Oncofuse: a computational framework for the prediction of the oncogenic potential of gene fusions
Motivation: Gene fusions resulting from chromosomal aberrations are an important cause of cancer. The complexity of genomic changes in certain cancer types has hampered the identification of gene fusions by molecular cytogenetic methods, especially in carcinomas. This is changing with the advent of next-generation sequencing, which is detecting a substantial number of new fusion transcripts in individual cancer genomes. However, this poses the challenge of identifying those fusions with greater oncogenic potential amid a background of 'passenger' fusion sequences.

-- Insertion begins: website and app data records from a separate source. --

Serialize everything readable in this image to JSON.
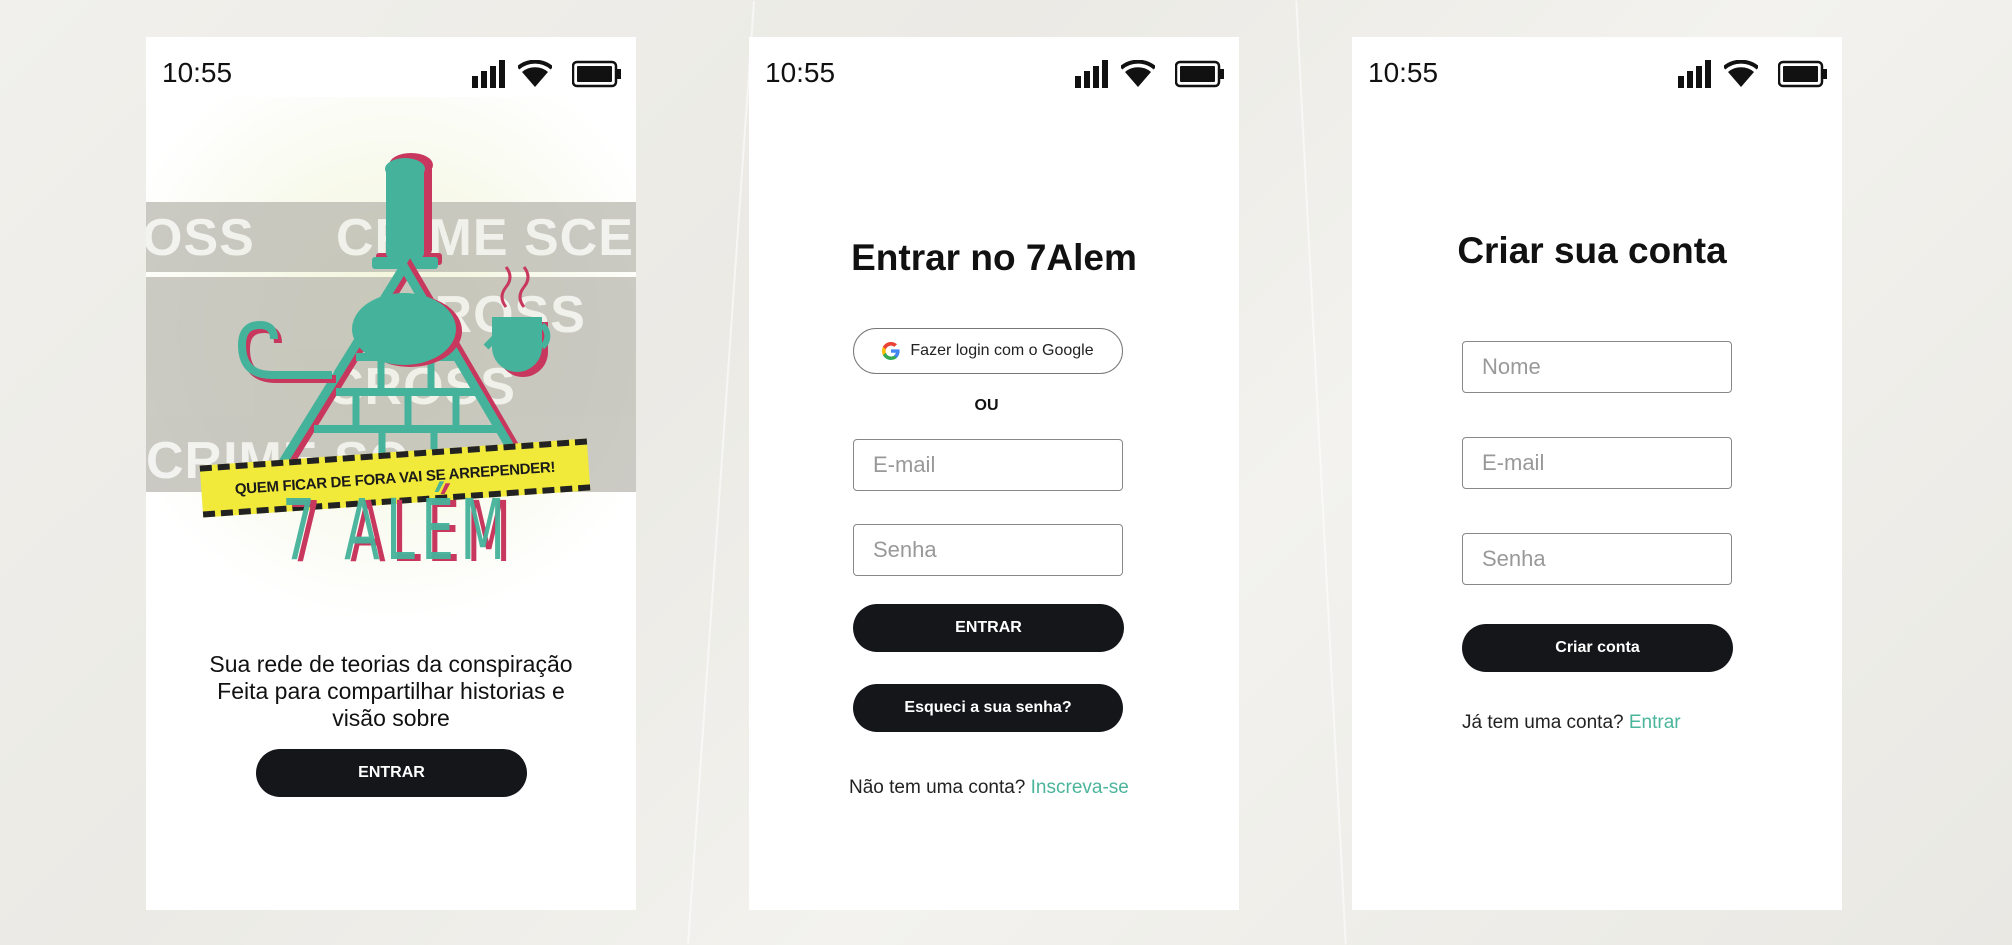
{
  "status": {
    "time": "10:55"
  },
  "screen1": {
    "tape_texts": [
      "OSS",
      "CRIME SCE",
      "CROSS",
      "CROSS",
      "CRIME SC"
    ],
    "banner_text": "QUEM FICAR DE FORA VAI SE ARREPENDER!",
    "logo_text": "7 ALÉM",
    "tagline": [
      "Sua rede de teorias  da conspiração",
      "Feita para compartilhar historias e",
      "visão sobre"
    ],
    "enter_button": "ENTRAR"
  },
  "screen2": {
    "title": "Entrar no 7Alem",
    "google_button": "Fazer login com o Google",
    "or_label": "OU",
    "email_placeholder": "E-mail",
    "password_placeholder": "Senha",
    "enter_button": "ENTRAR",
    "forgot_button": "Esqueci a sua senha?",
    "signup_prompt": "Não tem uma conta?",
    "signup_link": "Inscreva-se"
  },
  "screen3": {
    "title": "Criar sua conta",
    "name_placeholder": "Nome",
    "email_placeholder": "E-mail",
    "password_placeholder": "Senha",
    "create_button": "Criar conta",
    "login_prompt": "Já tem uma conta?",
    "login_link": "Entrar"
  },
  "colors": {
    "accent": "#4bb59c",
    "dark": "#14161a",
    "pink": "#c8375e",
    "teal": "#45b39b",
    "yellow": "#f2ea3a"
  }
}
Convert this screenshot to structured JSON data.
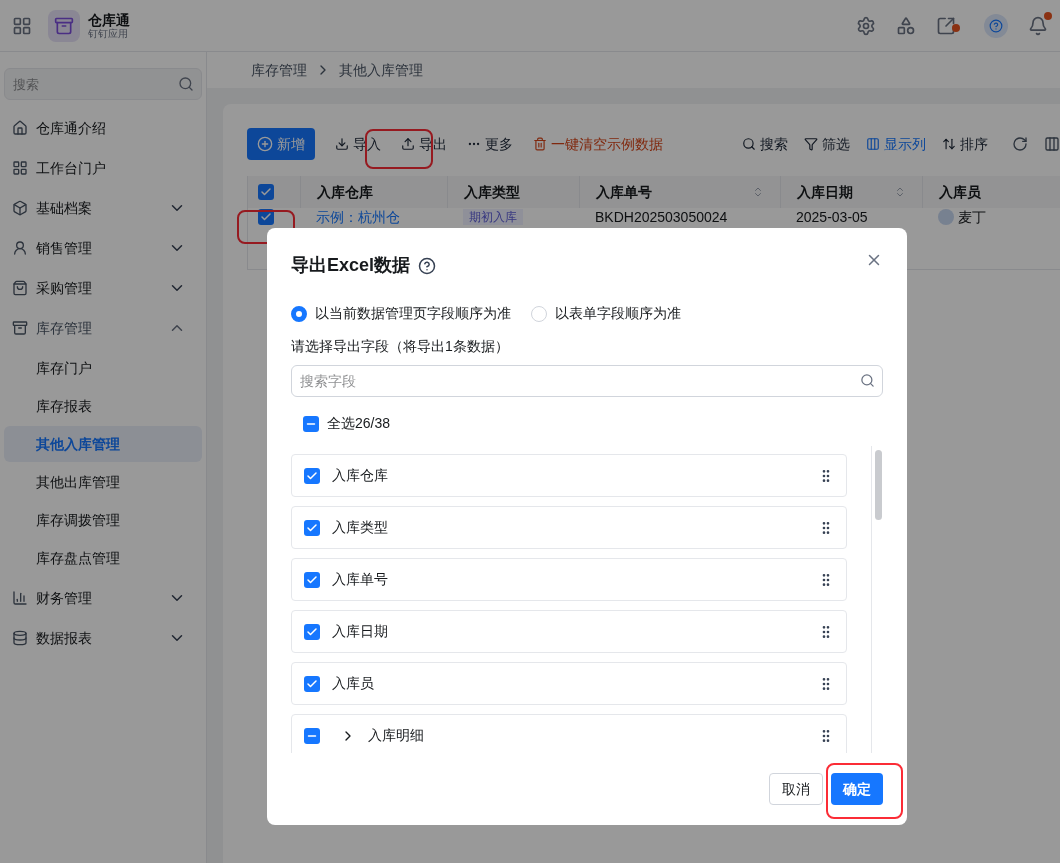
{
  "app": {
    "name": "仓库通",
    "subtitle": "钉钉应用"
  },
  "sidebar": {
    "search_placeholder": "搜索",
    "items": [
      {
        "label": "仓库通介绍"
      },
      {
        "label": "工作台门户"
      },
      {
        "label": "基础档案",
        "expanded": false
      },
      {
        "label": "销售管理",
        "expanded": false
      },
      {
        "label": "采购管理",
        "expanded": false
      },
      {
        "label": "库存管理",
        "expanded": true,
        "children": [
          {
            "label": "库存门户",
            "selected": false
          },
          {
            "label": "库存报表",
            "selected": false
          },
          {
            "label": "其他入库管理",
            "selected": true
          },
          {
            "label": "其他出库管理",
            "selected": false
          },
          {
            "label": "库存调拨管理",
            "selected": false
          },
          {
            "label": "库存盘点管理",
            "selected": false
          }
        ]
      },
      {
        "label": "财务管理",
        "expanded": false
      },
      {
        "label": "数据报表",
        "expanded": false
      }
    ]
  },
  "breadcrumb": [
    "库存管理",
    "其他入库管理"
  ],
  "toolbar": {
    "new": "新增",
    "left": [
      {
        "kind": "import",
        "label": "导入"
      },
      {
        "kind": "export",
        "label": "导出"
      },
      {
        "kind": "more",
        "label": "更多"
      },
      {
        "kind": "clear",
        "label": "一键清空示例数据"
      }
    ],
    "right": [
      {
        "kind": "search",
        "label": "搜索"
      },
      {
        "kind": "filter",
        "label": "筛选"
      },
      {
        "kind": "columns",
        "label": "显示列"
      },
      {
        "kind": "sort",
        "label": "排序"
      }
    ]
  },
  "table": {
    "all_checked": true,
    "columns": [
      {
        "label": "入库仓库",
        "sortable": false
      },
      {
        "label": "入库类型",
        "sortable": false
      },
      {
        "label": "入库单号",
        "sortable": true
      },
      {
        "label": "入库日期",
        "sortable": true
      },
      {
        "label": "入库员",
        "sortable": false
      }
    ],
    "rows": [
      {
        "checked": true,
        "warehouse": "示例：杭州仓",
        "type": "期初入库",
        "number": "BKDH202503050024",
        "date": "2025-03-05",
        "operator": "麦丁"
      }
    ]
  },
  "dialog": {
    "title": "导出Excel数据",
    "options": [
      {
        "label": "以当前数据管理页字段顺序为准",
        "selected": true
      },
      {
        "label": "以表单字段顺序为准",
        "selected": false
      }
    ],
    "hint": "请选择导出字段（将导出1条数据）",
    "search_placeholder": "搜索字段",
    "select_all": {
      "label": "全选26/38",
      "checked": true,
      "indeterminate": true
    },
    "fields": [
      {
        "label": "入库仓库",
        "checked": true,
        "indeterminate": false,
        "expandable": false
      },
      {
        "label": "入库类型",
        "checked": true,
        "indeterminate": false,
        "expandable": false
      },
      {
        "label": "入库单号",
        "checked": true,
        "indeterminate": false,
        "expandable": false
      },
      {
        "label": "入库日期",
        "checked": true,
        "indeterminate": false,
        "expandable": false
      },
      {
        "label": "入库员",
        "checked": true,
        "indeterminate": false,
        "expandable": false
      },
      {
        "label": "入库明细",
        "checked": true,
        "indeterminate": true,
        "expandable": true
      }
    ],
    "buttons": [
      {
        "label": "取消",
        "primary": false
      },
      {
        "label": "确定",
        "primary": true
      }
    ]
  }
}
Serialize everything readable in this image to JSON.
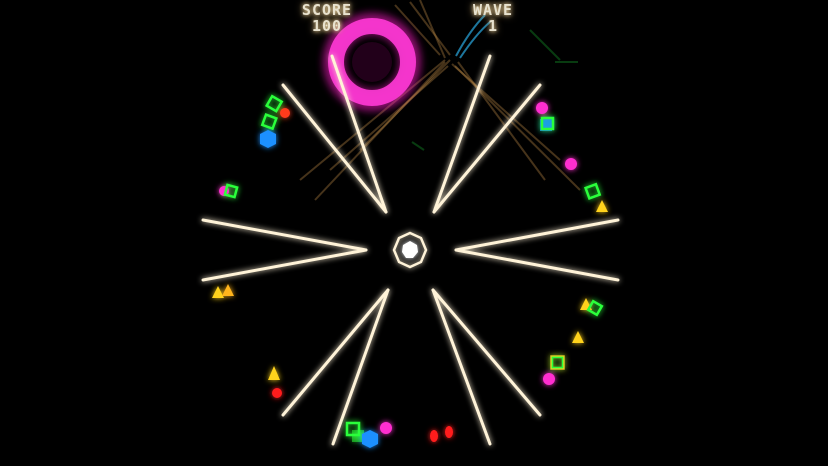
{
  "hud": {
    "score_label": "SCORE",
    "score_value": "100",
    "wave_label": "WAVE",
    "wave_value": "1"
  },
  "colors": {
    "background": "#000000",
    "beam": "#fff3d8",
    "beam_glow": "#ffb45a",
    "enemy_green": "#2bff3a",
    "enemy_magenta": "#ff2fd0",
    "enemy_blue": "#1e90ff",
    "enemy_yellow": "#ffd21e",
    "enemy_red": "#ff1e1e",
    "explosion": "#ff1ec8"
  },
  "icons": {
    "player_ship": "octagon-ship-icon"
  }
}
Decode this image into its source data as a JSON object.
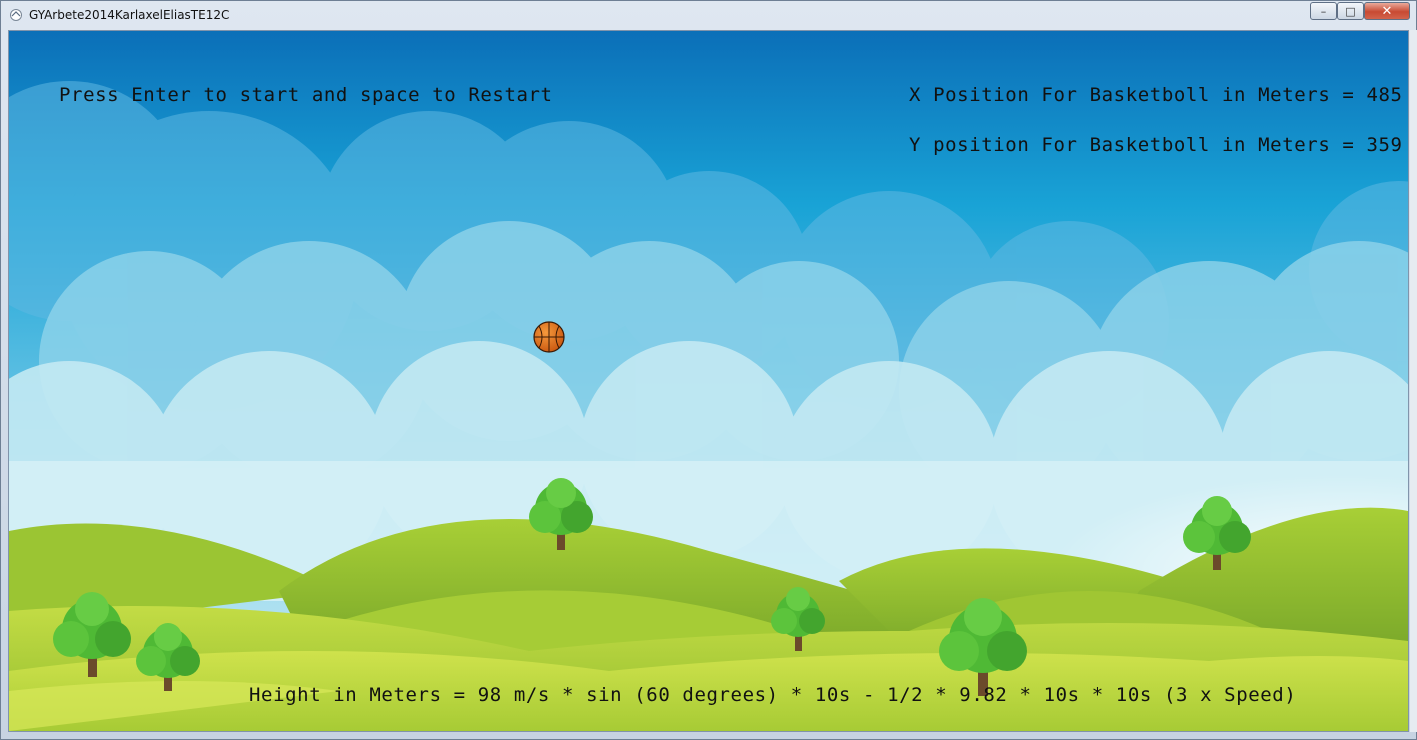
{
  "window": {
    "title": "GYArbete2014KarlaxelEliasTE12C",
    "controls": {
      "minimize": "–",
      "maximize": "□",
      "close": "✕"
    }
  },
  "game": {
    "instructions": "Press Enter to start and space to Restart",
    "x_position_text": "X Position For Basketboll in Meters = 485",
    "y_position_text": "Y position For Basketboll in Meters = 359",
    "formula_text": "Height in Meters = 98 m/s * sin (60 degrees) * 10s - 1/2 * 9.82 * 10s * 10s (3 x Speed)"
  },
  "colors": {
    "sky_top": "#0b6fb8",
    "sky_mid": "#19a3d6",
    "sky_bottom": "#c6ecf5",
    "grass_light": "#b8d63b",
    "grass_dark": "#7fae28",
    "ball": "#e8751a",
    "tree_leaves": "#4fb935",
    "tree_trunk": "#6b4a2b"
  }
}
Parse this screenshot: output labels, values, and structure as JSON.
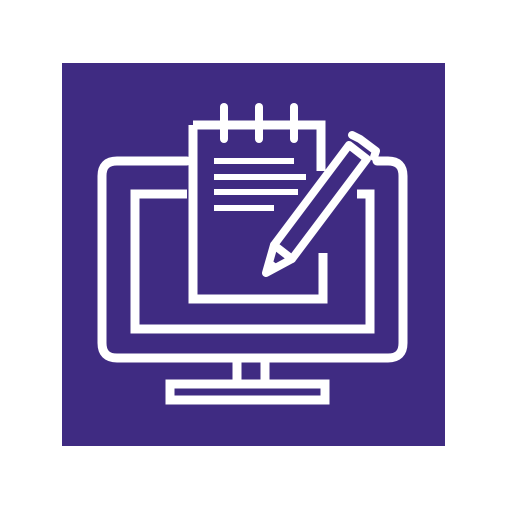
{
  "icon": {
    "name": "computer-notepad-pen",
    "background_color": "#3f2b82",
    "glyph_color": "#ffffff",
    "page_background": "#ffffff"
  }
}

Results: In the present work, we have used some recently identified genomic hallmarks of oncogenic fusion genes to develop a pipeline for the classification of fusion sequences, namely, Oncofuse. The pipeline predicts the oncogenic potential of novel fusion genes, calculating the probability that a fusion sequence behaves as 'driver' of the oncogenic process based on features present in known oncogenic fusions. Cross-validation and extensive validation tests on independent datasets suggest a robust behavior with good precision and recall rates. We believe that Oncofuse could become a useful tool to guide experimental validation studies of novel fusion sequences found during next-generation sequencing analysis of cancer transcriptomes.